_Aim of the task_.
Would you repeat the entries below exactly and omit the pictures?

_Records to use_.
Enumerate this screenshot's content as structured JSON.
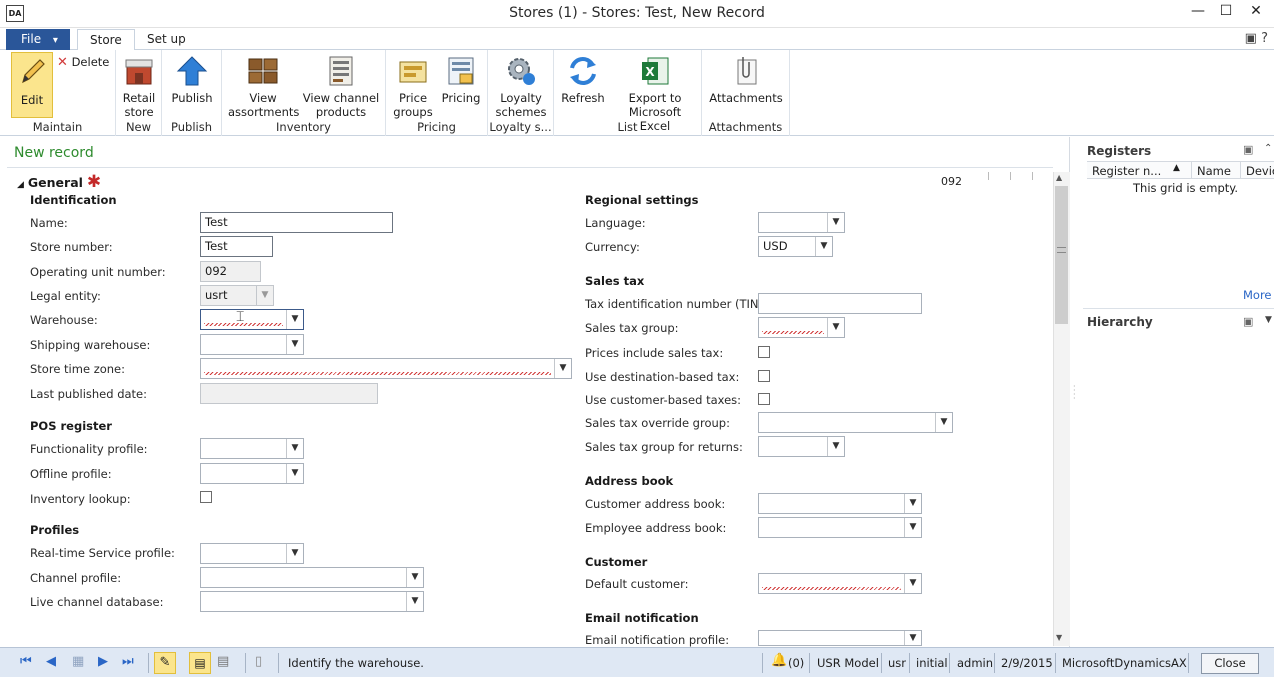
{
  "window": {
    "title": "Stores (1) - Stores: Test, New Record",
    "app_icon_text": "DA",
    "minimize": "—",
    "maximize": "☐",
    "close": "✕"
  },
  "tabs": {
    "file": "File",
    "file_arrow": "▾",
    "store": "Store",
    "setup": "Set up",
    "right_icons": "▣  ?"
  },
  "ribbon": {
    "maintain": {
      "label": "Maintain",
      "edit": "Edit",
      "delete": "Delete"
    },
    "new": {
      "label": "New",
      "retail_store": "Retail store"
    },
    "publish": {
      "label": "Publish",
      "publish": "Publish"
    },
    "inventory": {
      "label": "Inventory",
      "view_assortments": "View assortments",
      "view_channel_products": "View channel products"
    },
    "pricing": {
      "label": "Pricing",
      "price_groups": "Price groups",
      "pricing": "Pricing"
    },
    "loyalty": {
      "label": "Loyalty s...",
      "loyalty_schemes": "Loyalty schemes"
    },
    "list": {
      "label": "List",
      "refresh": "Refresh",
      "export_excel": "Export to Microsoft Excel"
    },
    "attachments": {
      "label": "Attachments",
      "attachments": "Attachments"
    }
  },
  "form": {
    "status": "New record",
    "section_title": "General",
    "record_id": "092",
    "identification": {
      "title": "Identification",
      "name_label": "Name:",
      "name_value": "Test",
      "store_number_label": "Store number:",
      "store_number_value": "Test",
      "operating_unit_label": "Operating unit number:",
      "operating_unit_value": "092",
      "legal_entity_label": "Legal entity:",
      "legal_entity_value": "usrt",
      "warehouse_label": "Warehouse:",
      "shipping_warehouse_label": "Shipping warehouse:",
      "store_time_zone_label": "Store time zone:",
      "last_published_label": "Last published date:"
    },
    "pos_register": {
      "title": "POS register",
      "functionality_profile_label": "Functionality profile:",
      "offline_profile_label": "Offline profile:",
      "inventory_lookup_label": "Inventory lookup:"
    },
    "profiles": {
      "title": "Profiles",
      "realtime_label": "Real-time Service profile:",
      "channel_profile_label": "Channel profile:",
      "live_channel_db_label": "Live channel database:"
    },
    "regional": {
      "title": "Regional settings",
      "language_label": "Language:",
      "currency_label": "Currency:",
      "currency_value": "USD"
    },
    "sales_tax": {
      "title": "Sales tax",
      "tin_label": "Tax identification number (TIN):",
      "group_label": "Sales tax group:",
      "prices_include_label": "Prices include sales tax:",
      "destination_label": "Use destination-based tax:",
      "customer_based_label": "Use customer-based taxes:",
      "override_label": "Sales tax override group:",
      "returns_label": "Sales tax group for returns:"
    },
    "address_book": {
      "title": "Address book",
      "customer_label": "Customer address book:",
      "employee_label": "Employee address book:"
    },
    "customer": {
      "title": "Customer",
      "default_label": "Default customer:"
    },
    "email": {
      "title": "Email notification",
      "profile_label": "Email notification profile:"
    }
  },
  "factbox": {
    "registers_title": "Registers",
    "col_register": "Register n...",
    "col_name": "Name",
    "col_device": "Devic",
    "empty": "This grid is empty.",
    "more": "More",
    "hierarchy_title": "Hierarchy"
  },
  "statusbar": {
    "help": "Identify the warehouse.",
    "alerts": "(0)",
    "model": "USR Model",
    "company": "usr",
    "layer": "initial",
    "user": "admin",
    "date": "2/9/2015",
    "app": "MicrosoftDynamicsAX",
    "close": "Close"
  },
  "colors": {
    "accent": "#2a5699",
    "new_record": "#2e8b2e",
    "required": "#c42a2a",
    "edit_highlight": "#fbe58d",
    "statusbar": "#dfe8f4"
  }
}
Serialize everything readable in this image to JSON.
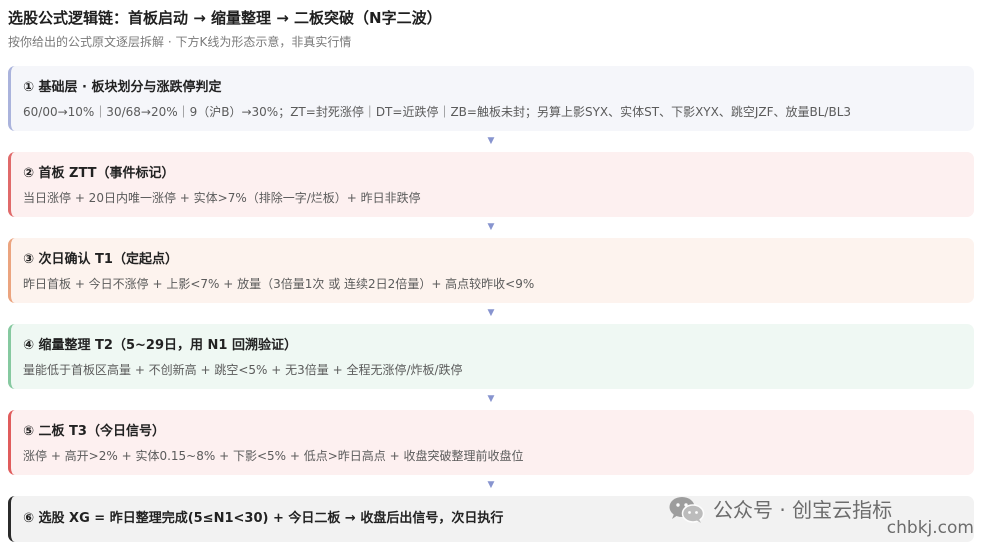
{
  "header": {
    "title": "选股公式逻辑链：首板启动 → 缩量整理 → 二板突破（N字二波）",
    "subtitle": "按你给出的公式原文逐层拆解 · 下方K线为形态示意，非真实行情"
  },
  "arrow_glyph": "▼",
  "colors": {
    "arrow": "#8794cf",
    "title_text": "#222222",
    "body_text": "#5b5b5b"
  },
  "steps": [
    {
      "title": "① 基础层 · 板块划分与涨跌停判定",
      "body": "60/00→10%｜30/68→20%｜9（沪B）→30%；ZT=封死涨停｜DT=近跌停｜ZB=触板未封；另算上影SYX、实体ST、下影XYX、跳空JZF、放量BL/BL3",
      "accent": "#aab3dc",
      "background": "#f5f6fa"
    },
    {
      "title": "② 首板 ZTT（事件标记）",
      "body": "当日涨停 + 20日内唯一涨停 + 实体>7%（排除一字/烂板）+ 昨日非跌停",
      "accent": "#e06a6a",
      "background": "#fdf0f0"
    },
    {
      "title": "③ 次日确认 T1（定起点）",
      "body": "昨日首板 + 今日不涨停 + 上影<7% + 放量（3倍量1次 或 连续2日2倍量）+ 高点较昨收<9%",
      "accent": "#eba47f",
      "background": "#fdf3ee"
    },
    {
      "title": "④ 缩量整理 T2（5~29日，用 N1 回溯验证）",
      "body": "量能低于首板区高量 + 不创新高 + 跳空<5% + 无3倍量 + 全程无涨停/炸板/跌停",
      "accent": "#86c9a0",
      "background": "#eff8f3"
    },
    {
      "title": "⑤ 二板 T3（今日信号）",
      "body": "涨停 + 高开>2% + 实体0.15~8% + 下影<5% + 低点>昨日高点 + 收盘突破整理前收盘位",
      "accent": "#e05c5c",
      "background": "#fdf0f0"
    },
    {
      "title": "⑥ 选股 XG = 昨日整理完成(5≤N1<30) + 今日二板 → 收盘后出信号，次日执行",
      "accent": "#2b2b2b",
      "background": "#f2f2f2"
    }
  ],
  "watermark": {
    "icon": "wechat-icon",
    "line1": "公众号 · 创宝云指标",
    "line2": "chbkj.com"
  }
}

_Completed task_.
Enumerate this screenshot's content as structured JSON.
{
  "window": {
    "title": "Stores (1) - Stores: Test, New Record",
    "app_icon_text": "DA",
    "minimize": "—",
    "maximize": "☐",
    "close": "✕"
  },
  "tabs": {
    "file": "File",
    "file_arrow": "▾",
    "store": "Store",
    "setup": "Set up",
    "right_icons": "▣  ?"
  },
  "ribbon": {
    "maintain": {
      "label": "Maintain",
      "edit": "Edit",
      "delete": "Delete"
    },
    "new": {
      "label": "New",
      "retail_store": "Retail store"
    },
    "publish": {
      "label": "Publish",
      "publish": "Publish"
    },
    "inventory": {
      "label": "Inventory",
      "view_assortments": "View assortments",
      "view_channel_products": "View channel products"
    },
    "pricing": {
      "label": "Pricing",
      "price_groups": "Price groups",
      "pricing": "Pricing"
    },
    "loyalty": {
      "label": "Loyalty s...",
      "loyalty_schemes": "Loyalty schemes"
    },
    "list": {
      "label": "List",
      "refresh": "Refresh",
      "export_excel": "Export to Microsoft Excel"
    },
    "attachments": {
      "label": "Attachments",
      "attachments": "Attachments"
    }
  },
  "form": {
    "status": "New record",
    "section_title": "General",
    "record_id": "092",
    "identification": {
      "title": "Identification",
      "name_label": "Name:",
      "name_value": "Test",
      "store_number_label": "Store number:",
      "store_number_value": "Test",
      "operating_unit_label": "Operating unit number:",
      "operating_unit_value": "092",
      "legal_entity_label": "Legal entity:",
      "legal_entity_value": "usrt",
      "warehouse_label": "Warehouse:",
      "shipping_warehouse_label": "Shipping warehouse:",
      "store_time_zone_label": "Store time zone:",
      "last_published_label": "Last published date:"
    },
    "pos_register": {
      "title": "POS register",
      "functionality_profile_label": "Functionality profile:",
      "offline_profile_label": "Offline profile:",
      "inventory_lookup_label": "Inventory lookup:"
    },
    "profiles": {
      "title": "Profiles",
      "realtime_label": "Real-time Service profile:",
      "channel_profile_label": "Channel profile:",
      "live_channel_db_label": "Live channel database:"
    },
    "regional": {
      "title": "Regional settings",
      "language_label": "Language:",
      "currency_label": "Currency:",
      "currency_value": "USD"
    },
    "sales_tax": {
      "title": "Sales tax",
      "tin_label": "Tax identification number (TIN):",
      "group_label": "Sales tax group:",
      "prices_include_label": "Prices include sales tax:",
      "destination_label": "Use destination-based tax:",
      "customer_based_label": "Use customer-based taxes:",
      "override_label": "Sales tax override group:",
      "returns_label": "Sales tax group for returns:"
    },
    "address_book": {
      "title": "Address book",
      "customer_label": "Customer address book:",
      "employee_label": "Employee address book:"
    },
    "customer": {
      "title": "Customer",
      "default_label": "Default customer:"
    },
    "email": {
      "title": "Email notification",
      "profile_label": "Email notification profile:"
    }
  },
  "factbox": {
    "registers_title": "Registers",
    "col_register": "Register n...",
    "col_name": "Name",
    "col_device": "Devic",
    "empty": "This grid is empty.",
    "more": "More",
    "hierarchy_title": "Hierarchy"
  },
  "statusbar": {
    "help": "Identify the warehouse.",
    "alerts": "(0)",
    "model": "USR Model",
    "company": "usr",
    "layer": "initial",
    "user": "admin",
    "date": "2/9/2015",
    "app": "MicrosoftDynamicsAX",
    "close": "Close"
  },
  "colors": {
    "accent": "#2a5699",
    "new_record": "#2e8b2e",
    "required": "#c42a2a",
    "edit_highlight": "#fbe58d",
    "statusbar": "#dfe8f4"
  }
}
Serialize everything readable in this image to JSON.
{
  "header": {
    "title": "选股公式逻辑链：首板启动 → 缩量整理 → 二板突破（N字二波）",
    "subtitle": "按你给出的公式原文逐层拆解 · 下方K线为形态示意，非真实行情"
  },
  "arrow_glyph": "▼",
  "colors": {
    "arrow": "#8794cf",
    "title_text": "#222222",
    "body_text": "#5b5b5b"
  },
  "steps": [
    {
      "title": "① 基础层 · 板块划分与涨跌停判定",
      "body": "60/00→10%｜30/68→20%｜9（沪B）→30%；ZT=封死涨停｜DT=近跌停｜ZB=触板未封；另算上影SYX、实体ST、下影XYX、跳空JZF、放量BL/BL3",
      "accent": "#aab3dc",
      "background": "#f5f6fa"
    },
    {
      "title": "② 首板 ZTT（事件标记）",
      "body": "当日涨停 + 20日内唯一涨停 + 实体>7%（排除一字/烂板）+ 昨日非跌停",
      "accent": "#e06a6a",
      "background": "#fdf0f0"
    },
    {
      "title": "③ 次日确认 T1（定起点）",
      "body": "昨日首板 + 今日不涨停 + 上影<7% + 放量（3倍量1次 或 连续2日2倍量）+ 高点较昨收<9%",
      "accent": "#eba47f",
      "background": "#fdf3ee"
    },
    {
      "title": "④ 缩量整理 T2（5~29日，用 N1 回溯验证）",
      "body": "量能低于首板区高量 + 不创新高 + 跳空<5% + 无3倍量 + 全程无涨停/炸板/跌停",
      "accent": "#86c9a0",
      "background": "#eff8f3"
    },
    {
      "title": "⑤ 二板 T3（今日信号）",
      "body": "涨停 + 高开>2% + 实体0.15~8% + 下影<5% + 低点>昨日高点 + 收盘突破整理前收盘位",
      "accent": "#e05c5c",
      "background": "#fdf0f0"
    },
    {
      "title": "⑥ 选股 XG = 昨日整理完成(5≤N1<30) + 今日二板 → 收盘后出信号，次日执行",
      "accent": "#2b2b2b",
      "background": "#f2f2f2"
    }
  ],
  "watermark": {
    "icon": "wechat-icon",
    "line1": "公众号 · 创宝云指标",
    "line2": "chbkj.com"
  }
}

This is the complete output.